The draft code aims “to remove the uncertainty” around exchanging contracts for residential and commercial property, the society says.
We know that [conveyancers] are under pressure from clients to update the way you do business”.
“We know that [conveyancers] are under pressure from clients to update the way you do business following technological changes and the impact of Covid-19.
“And we know that the law isn’t entirely clear around certain aspects of using electronic documents in the conveyancing process,” it says.
The society is consulting on the code with conveyancers and solicitors to ensure the it is workable and will be widely used.
Both sales contracts and leases will be covered by the code, which will be issued next year.
Protocols on immediate exchange and release of contracts will be followed by solicitors who agree to adopt the code.
Estate agents are increasingly frustrated with the time it takes from an offer being accepted to exchange of contracts.
The frustration is felt by homebuyers as well. Nearly half (45%) of homebuyers say slow property conveyancing response time is a major problem, research from risk management platform Thirdfort revealed last week.
Compliance and administrative procedures, including paper documentation and ID verification, contribute to a negative experience for people using conveyancers and property lawyers, the survey found.
Meanwhile, the Home Buying and Selling Group is asking estate agents to help test and pilot new ways of moving home as it continues to look at ways to overhaul the process.
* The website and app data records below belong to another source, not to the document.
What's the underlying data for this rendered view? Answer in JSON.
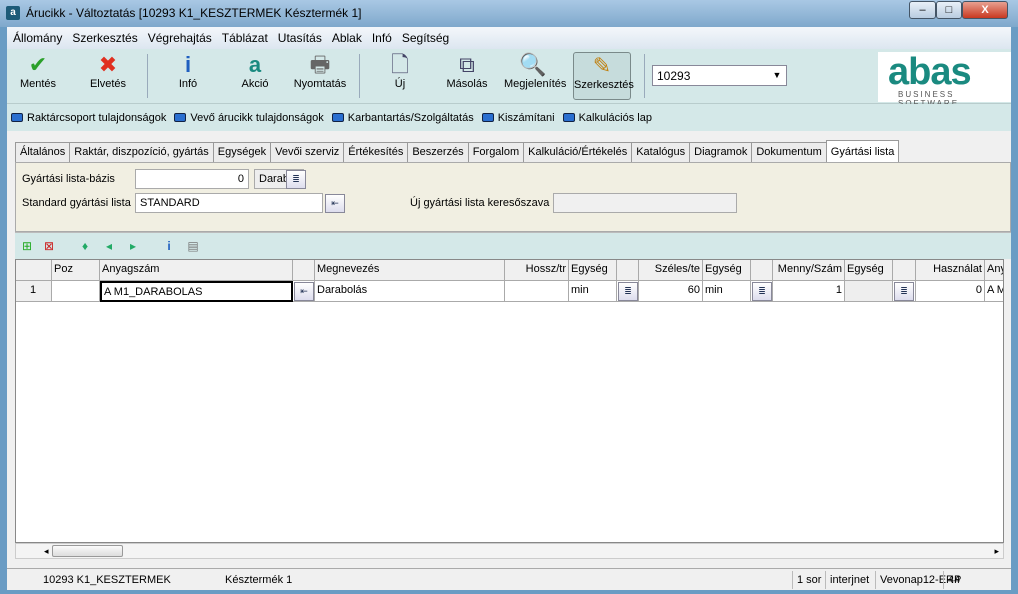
{
  "window": {
    "title": "Árucikk - Változtatás  [10293   K1_KESZTERMEK   Késztermék 1]",
    "minimize": "–",
    "maximize": "□",
    "close": "X"
  },
  "menu": [
    "Állomány",
    "Szerkesztés",
    "Végrehajtás",
    "Táblázat",
    "Utasítás",
    "Ablak",
    "Infó",
    "Segítség"
  ],
  "toolbar": {
    "buttons": [
      {
        "label": "Mentés",
        "icon": "check-icon",
        "glyph": "✔",
        "color": "#2aa02a"
      },
      {
        "label": "Elvetés",
        "icon": "x-icon",
        "glyph": "✖",
        "color": "#e03020"
      },
      {
        "label": "Infó",
        "icon": "info-icon",
        "glyph": "i",
        "color": "#1f5fc0"
      },
      {
        "label": "Akció",
        "icon": "action-icon",
        "glyph": "a",
        "color": "#1a8a80"
      },
      {
        "label": "Nyomtatás",
        "icon": "printer-icon",
        "glyph": "🖶",
        "color": "#666"
      },
      {
        "label": "Új",
        "icon": "new-document-icon",
        "glyph": "🗋",
        "color": "#446"
      },
      {
        "label": "Másolás",
        "icon": "copy-icon",
        "glyph": "⧉",
        "color": "#446"
      },
      {
        "label": "Megjelenítés",
        "icon": "magnifier-icon",
        "glyph": "🔍",
        "color": "#664"
      },
      {
        "label": "Szerkesztés",
        "icon": "edit-icon",
        "glyph": "✎",
        "color": "#c08010"
      }
    ],
    "combo_value": "10293"
  },
  "logo": {
    "text": "abas",
    "sub": "BUSINESS SOFTWARE",
    "color": "#1a8a80"
  },
  "links": [
    "Raktárcsoport tulajdonságok",
    "Vevő árucikk tulajdonságok",
    "Karbantartás/Szolgáltatás",
    "Kiszámítani",
    "Kalkulációs lap"
  ],
  "tabs": [
    "Általános",
    "Raktár, diszpozíció, gyártás",
    "Egységek",
    "Vevői szerviz",
    "Értékesítés",
    "Beszerzés",
    "Forgalom",
    "Kalkuláció/Értékelés",
    "Katalógus",
    "Diagramok",
    "Dokumentum",
    "Gyártási lista"
  ],
  "selected_tab": "Gyártási lista",
  "form": {
    "base_label": "Gyártási lista-bázis",
    "base_value": "0",
    "base_unit": "Darab",
    "std_label": "Standard gyártási lista",
    "std_value": "STANDARD",
    "new_kw_label": "Új gyártási lista keresőszava",
    "new_kw_value": ""
  },
  "grid": {
    "headers": [
      "",
      "Poz",
      "Anyagszám",
      "",
      "Megnevezés",
      "Hossz/tr",
      "Egység",
      "",
      "Széles/te",
      "Egység",
      "",
      "Menny/Szám",
      "Egység",
      "",
      "Használat",
      "Any"
    ],
    "rows": [
      [
        "1",
        "",
        "A M1_DARABOLAS",
        "",
        "Darabolás",
        "",
        "min",
        "",
        "60",
        "min",
        "",
        "1",
        "",
        "",
        "0",
        "A M"
      ]
    ]
  },
  "status": {
    "item": "10293 K1_KESZTERMEK",
    "name": "Késztermék 1",
    "rows": "1 sor",
    "user": "interjnet",
    "system": "Vevonap12-ERP",
    "num": "44"
  }
}
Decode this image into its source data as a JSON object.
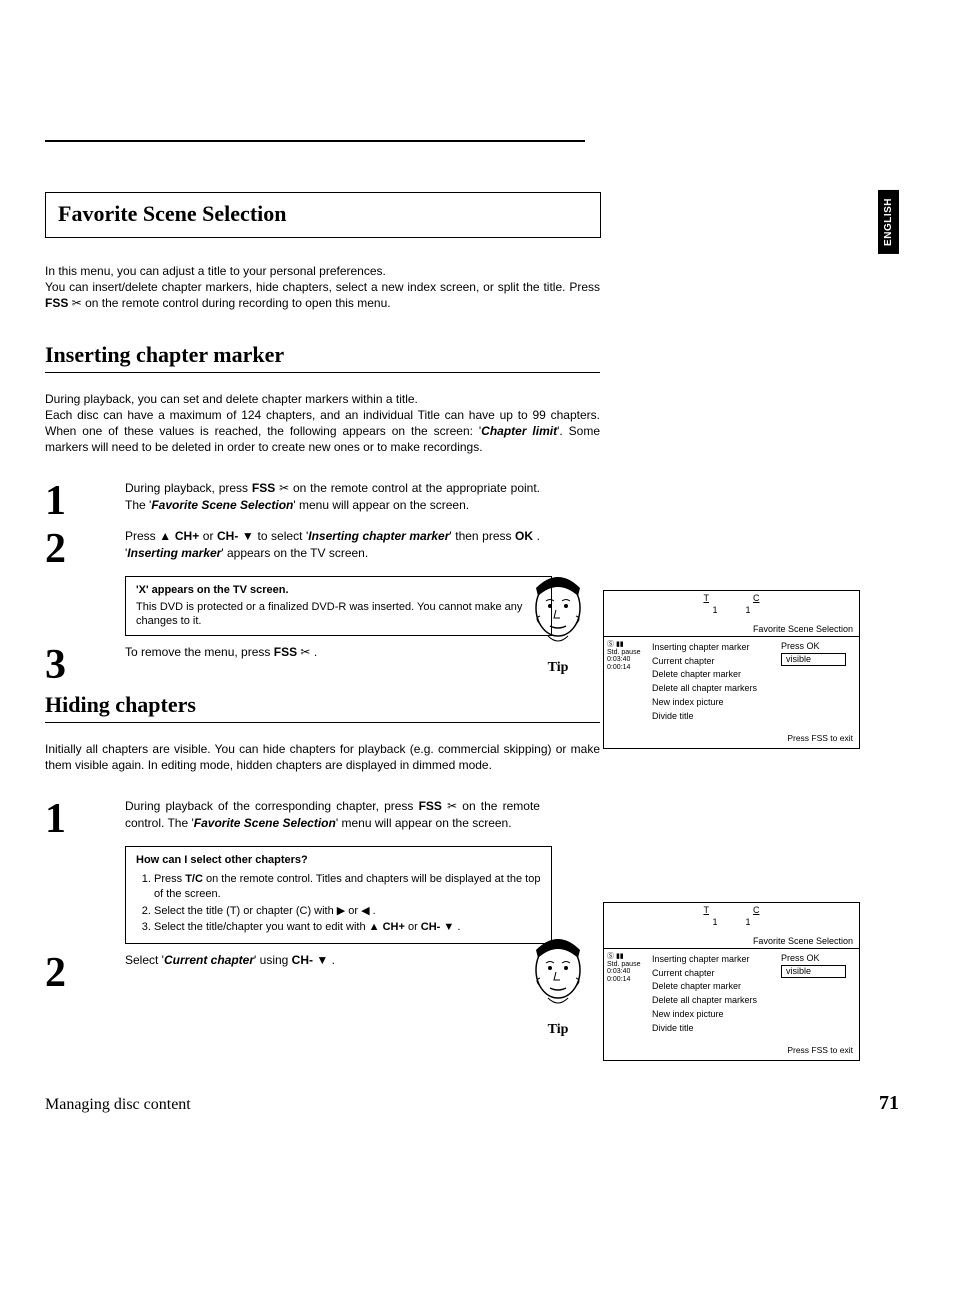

The Group is an informal mix of people from across the property, legal and finance sectors.
The Law Society draft code is available here